Cut to later when Norah and her lush of a friend Caroline (Ari Graynor) are in a NY club checking out Nick's band, a queer punk outfit where he's the token straight bass player. As fate would have it, Norah is totally attracted to sad little Nick, but she has no idea that he's Tris' mixtape king. Thus, it's a matter of fate that, in order to prove to Tris that she can get a guy, Norah walks up to Nick and plants a kiss on him. The rest of the night is spent chasing after their favorite band (they are playing a secret gig somewhere in the city and finding them involves following clues), trying to track down the drunk Caroline, and generally struggling to unhook themselves from their respective hang-ups. Nick has to get past Tris, and Norah has to get over being the daughter of a famous music impresario as well as dropping her lame semi-boyfriend Tal (a marvelously douchey Jay Baruchel). It's a good time, watching the kids run through the city, where they always find a parking space and never really run across anyone that is all that threatening in any way. (SNL-cast member Andy Samberg tries to be the crazy threatening guy in one cameo, but his main threat is that one day he will be funny. I'm still waiting for him to carry through with that.)
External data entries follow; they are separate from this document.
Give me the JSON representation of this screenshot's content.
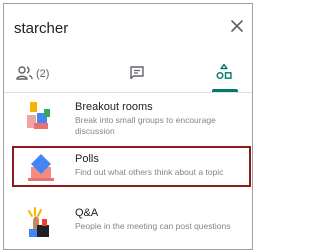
{
  "header": {
    "title": "starcher",
    "close_icon": "close-icon"
  },
  "tabs": [
    {
      "name": "people",
      "icon": "people-icon",
      "count": "(2)"
    },
    {
      "name": "chat",
      "icon": "chat-icon"
    },
    {
      "name": "activities",
      "icon": "activities-icon",
      "selected": true
    }
  ],
  "activities": [
    {
      "title": "Breakout rooms",
      "description": "Break into small groups to encourage discussion",
      "icon": "breakout-rooms-icon"
    },
    {
      "title": "Polls",
      "description": "Find out what others think about a topic",
      "icon": "polls-icon",
      "highlighted": true
    },
    {
      "title": "Q&A",
      "description": "People in the meeting can post questions",
      "icon": "qa-icon"
    }
  ],
  "colors": {
    "accent": "#00796b",
    "highlight_border": "#8b1a1a",
    "text_primary": "#202124",
    "text_secondary": "#80868b"
  }
}
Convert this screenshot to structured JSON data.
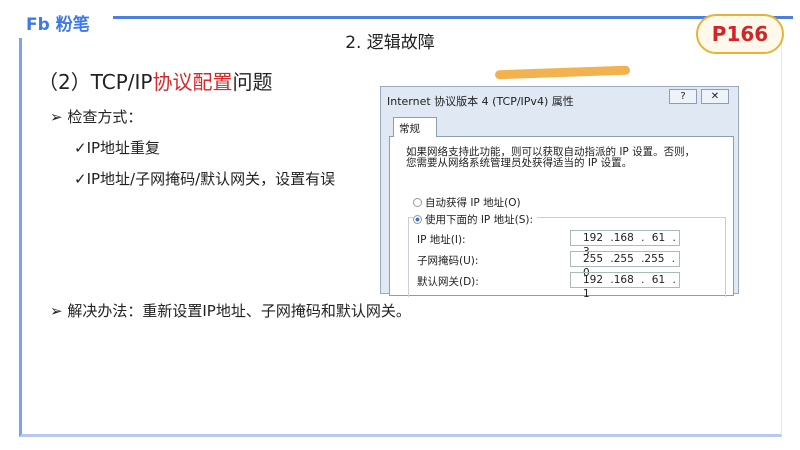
{
  "brand": "粉笔",
  "brand_mark": "Fb",
  "section_title": "2. 逻辑故障",
  "page_badge": "P166",
  "heading": {
    "prefix": "（2）TCP/IP",
    "highlight": "协议配置",
    "suffix": "问题"
  },
  "check": {
    "label": "检查方式：",
    "items": [
      "IP地址重复",
      "IP地址/子网掩码/默认网关，设置有误"
    ]
  },
  "solution": "解决办法：重新设置IP地址、子网掩码和默认网关。",
  "dialog": {
    "title": "Internet 协议版本 4 (TCP/IPv4) 属性",
    "help": "?",
    "close": "✕",
    "tab": "常规",
    "desc1": "如果网络支持此功能，则可以获取自动指派的 IP 设置。否则，",
    "desc2": "您需要从网络系统管理员处获得适当的 IP 设置。",
    "auto": "自动获得 IP 地址(O)",
    "manual": "使用下面的 IP 地址(S):",
    "fields": [
      {
        "label": "IP 地址(I):",
        "value": "192 .168 . 61 . 3"
      },
      {
        "label": "子网掩码(U):",
        "value": "255 .255 .255 . 0"
      },
      {
        "label": "默认网关(D):",
        "value": "192 .168 . 61 . 1"
      }
    ]
  }
}
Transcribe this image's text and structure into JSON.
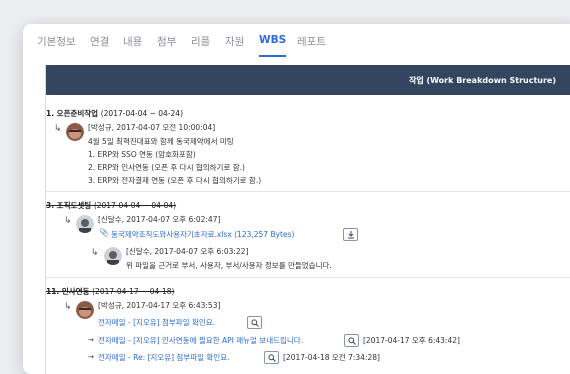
{
  "tabs": [
    {
      "label": "기본정보"
    },
    {
      "label": "연결"
    },
    {
      "label": "내용"
    },
    {
      "label": "첨부"
    },
    {
      "label": "리플"
    },
    {
      "label": "자원"
    },
    {
      "label": "WBS"
    },
    {
      "label": "레포트"
    }
  ],
  "header": {
    "title": "작업 (Work Breakdown Structure)"
  },
  "items": [
    {
      "title": "1. 오픈준비작업",
      "date_range": "(2017-04-04 ~ 04-24)",
      "comment": {
        "author_time": "[박성규, 2017-04-07 오전 10:00:04]",
        "lines": [
          "4월 5일 최혁진대표와 함께 동국제약에서 미팅",
          "1. ERP와 SSO 연동 (암호화포함)",
          "2. ERP와 인사연동 (오픈 후 다시 협의하기로 함.)",
          "3. ERP와 전자결재 연동 (오픈 후 다시 협의하기로 함.)"
        ]
      }
    },
    {
      "title": "3. 조직도셋팅",
      "date_range": "(2017-04-04 ~ 04-04)",
      "comment1": {
        "author_time": "[신달수, 2017-04-07 오후 6:02:47]",
        "attachment": "동국제약조직도와사용자기초자료.xlsx (123,257 Bytes)"
      },
      "comment2": {
        "author_time": "[신달수, 2017-04-07 오후 6:03:22]",
        "text": "위 파일을 근거로 부서, 사용자, 부서/사용자 정보를 만들었습니다."
      }
    },
    {
      "title": "11. 인사연동",
      "date_range": "(2017-04-17 ~ 04-18)",
      "comment": {
        "author_time": "[박성규, 2017-04-17 오후 6:43:53]",
        "mails": [
          {
            "text": "전자메일 - [지오유] 첨부파일 확인요.",
            "time": ""
          },
          {
            "text": "전자메일 - [지오유] 인사연동에 필요한 API 매뉴얼 보내드립니다.",
            "time": "[2017-04-17 오후 6:43:42]"
          },
          {
            "text": "전자메일 - Re: [지오유] 첨부파일 확인요.",
            "time": "[2017-04-18 오전 7:34:28]"
          }
        ]
      }
    }
  ],
  "colors": {
    "accent": "#2d6bd6",
    "header_bg": "#34465f"
  }
}
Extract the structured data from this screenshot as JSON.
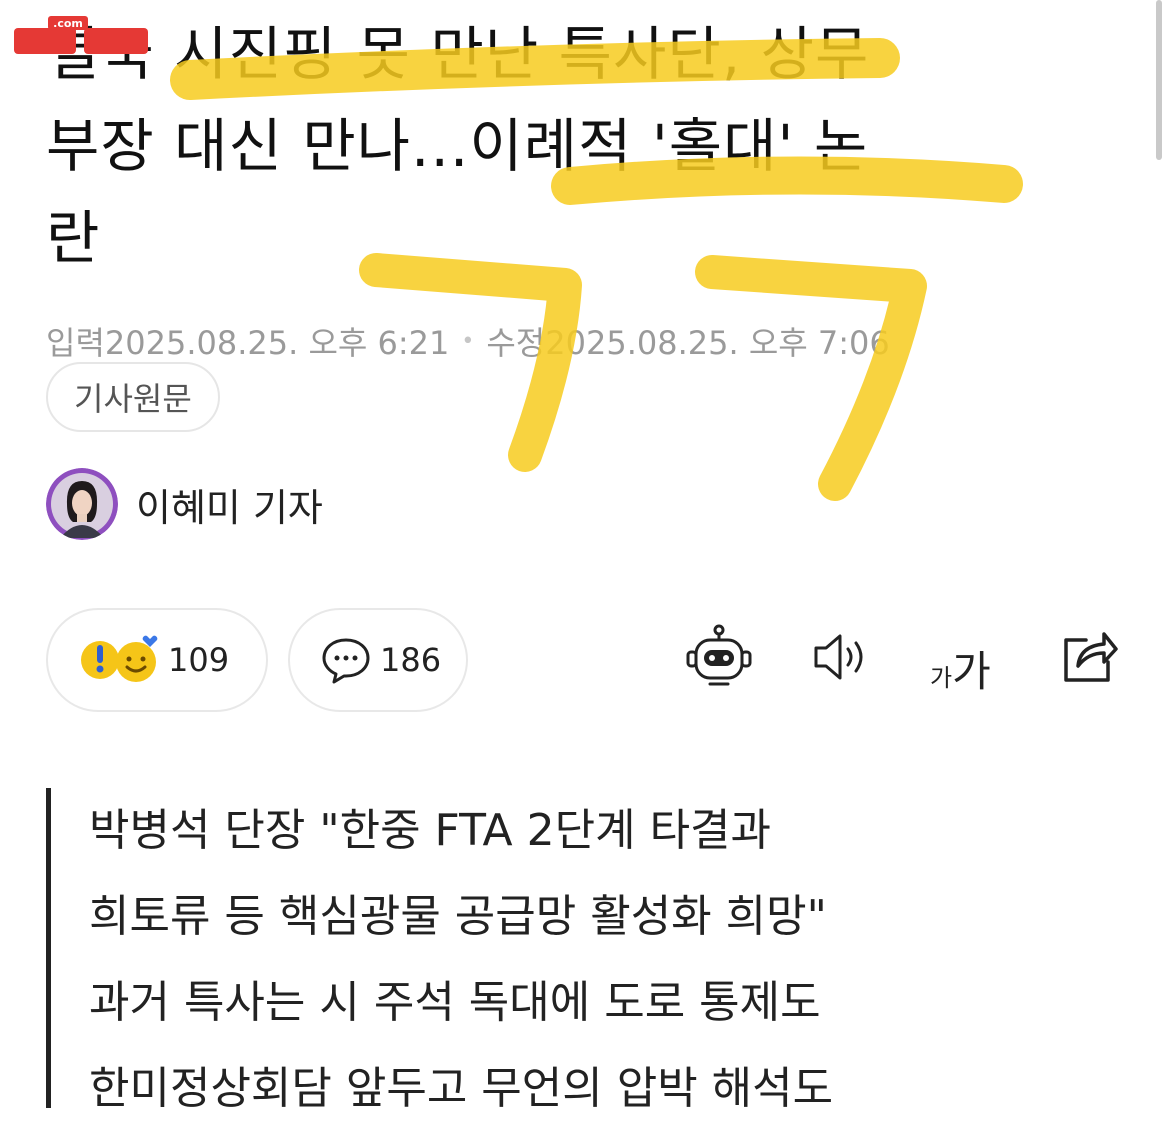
{
  "article": {
    "headline_lines": [
      "결국 시진핑 못 만난 특사단, 상무",
      "부장 대신 만나...이례적 '홀대' 논",
      "란"
    ],
    "meta": {
      "input_label": "입력",
      "input_time": "2025.08.25. 오후 6:21",
      "edit_label": "수정",
      "edit_time": "2025.08.25. 오후 7:06"
    },
    "original_button": "기사원문",
    "author": "이혜미 기자"
  },
  "actions": {
    "reaction_count": "109",
    "comment_count": "186",
    "font_size_small": "가",
    "font_size_big": "가"
  },
  "summary_lines": [
    "박병석 단장 \"한중 FTA 2단계 타결과",
    "희토류 등 핵심광물 공급망 활성화 희망\"",
    "과거 특사는 시 주석 독대에 도로 통제도",
    "한미정상회담 앞두고 무언의 압박 해석도"
  ],
  "watermark_text": ".com",
  "colors": {
    "highlighter": "#F7CB1E",
    "watermark_red": "#E53935",
    "avatar_bg": "#8E4FBF"
  },
  "icons": [
    "alert-emoji-icon",
    "smile-emoji-icon",
    "comment-bubble-icon",
    "robot-summary-icon",
    "speaker-icon",
    "font-size-icon",
    "share-icon"
  ]
}
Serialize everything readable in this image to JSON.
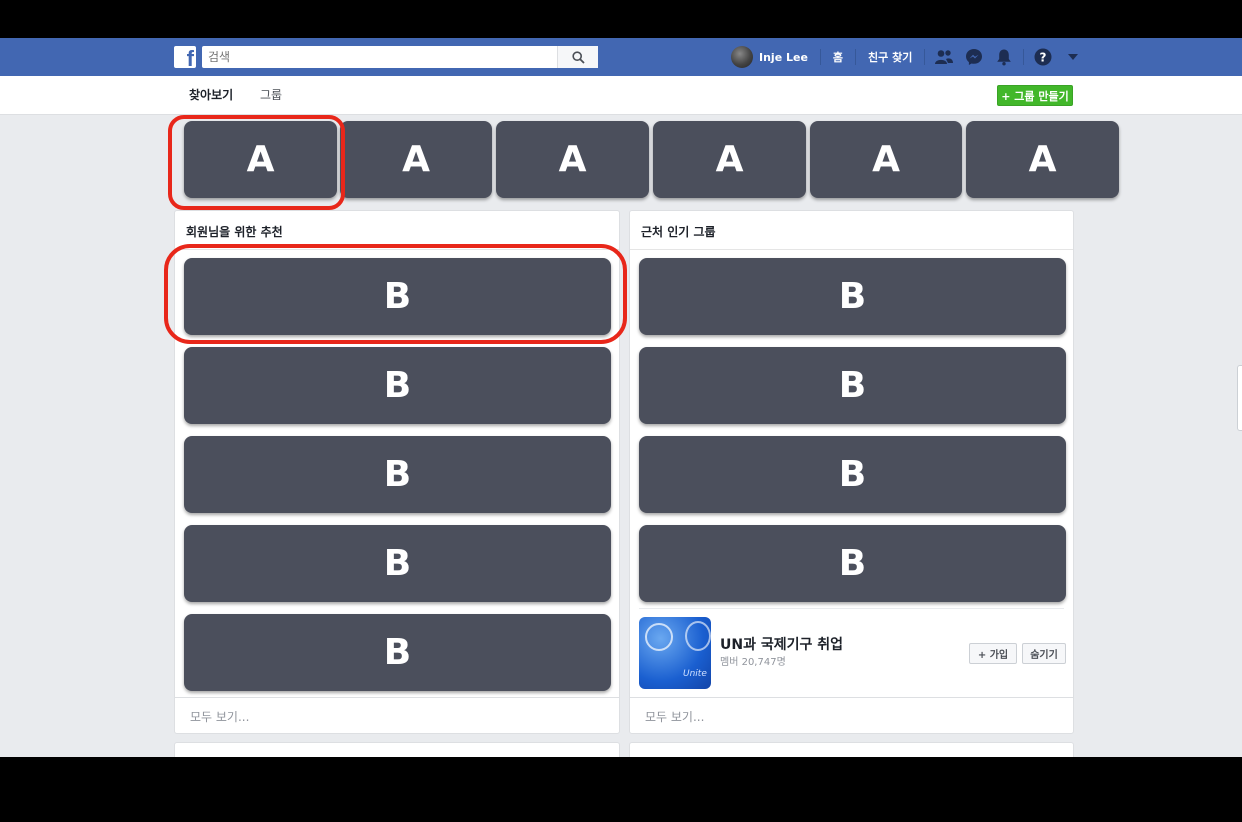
{
  "search": {
    "placeholder": "검색"
  },
  "profile": {
    "name": "Inje Lee"
  },
  "nav": {
    "home": "홈",
    "find_friends": "친구 찾기"
  },
  "subnav": {
    "tabs": [
      "찾아보기",
      "그룹"
    ],
    "create_group": "+ 그룹 만들기"
  },
  "categories": [
    "A",
    "A",
    "A",
    "A",
    "A",
    "A"
  ],
  "recommended": {
    "title": "회원님을 위한 추천",
    "items": [
      "B",
      "B",
      "B",
      "B",
      "B"
    ],
    "see_all": "모두 보기..."
  },
  "nearby": {
    "title": "근처 인기 그룹",
    "items": [
      "B",
      "B",
      "B",
      "B"
    ],
    "group": {
      "name": "UN과 국제기구 취업",
      "members": "멤버 20,747명",
      "image_text": "Unite",
      "join": "+ 가입",
      "hide": "숨기기"
    },
    "see_all": "모두 보기..."
  },
  "colors": {
    "brand": "#4267b2",
    "create_button": "#42b72a",
    "placeholder_box": "#4b4f5c",
    "annotation": "#e8271a"
  }
}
There isn't much more to it than that. All of the actors are very good, with Ari Graynor winning the MVP award for her spot-on comedic drunkenness. Michael Cera pretty much is sticking to the Paulie Bleecker bit he did for Juno, but I'm not really tired of it yet, so that's all right, too. He has the best lines in the movie, and a lot of them sound like they were either improv or Scarfaria has a really good ear for his delivery style. Nick's bandmates, played by Rafi Gavron and Aaron Yoo, are also fantastic, bringing the right kind of nerdy confidence to the screen to make them believable as Michael Cera's pals. The casting director really deserves extra kudos for those two.
All in all, Nick and Norah's Infinite Playlist whizzes by and entertains as it does, but it's not entirely memorable. From the bland songs that make up the soundtrack to the pedestrian direction (Sollett should work on his comic timing, particularly with more physical scenes), it's all a little easy and carries a whiff of vanilla. Teens will probably like it for its unfettered emotionalism, but anyone with a passing knowledge of these kinds of date movies shouldn't expect any surprises. It is what it is, and thankfully, that's good enough--but only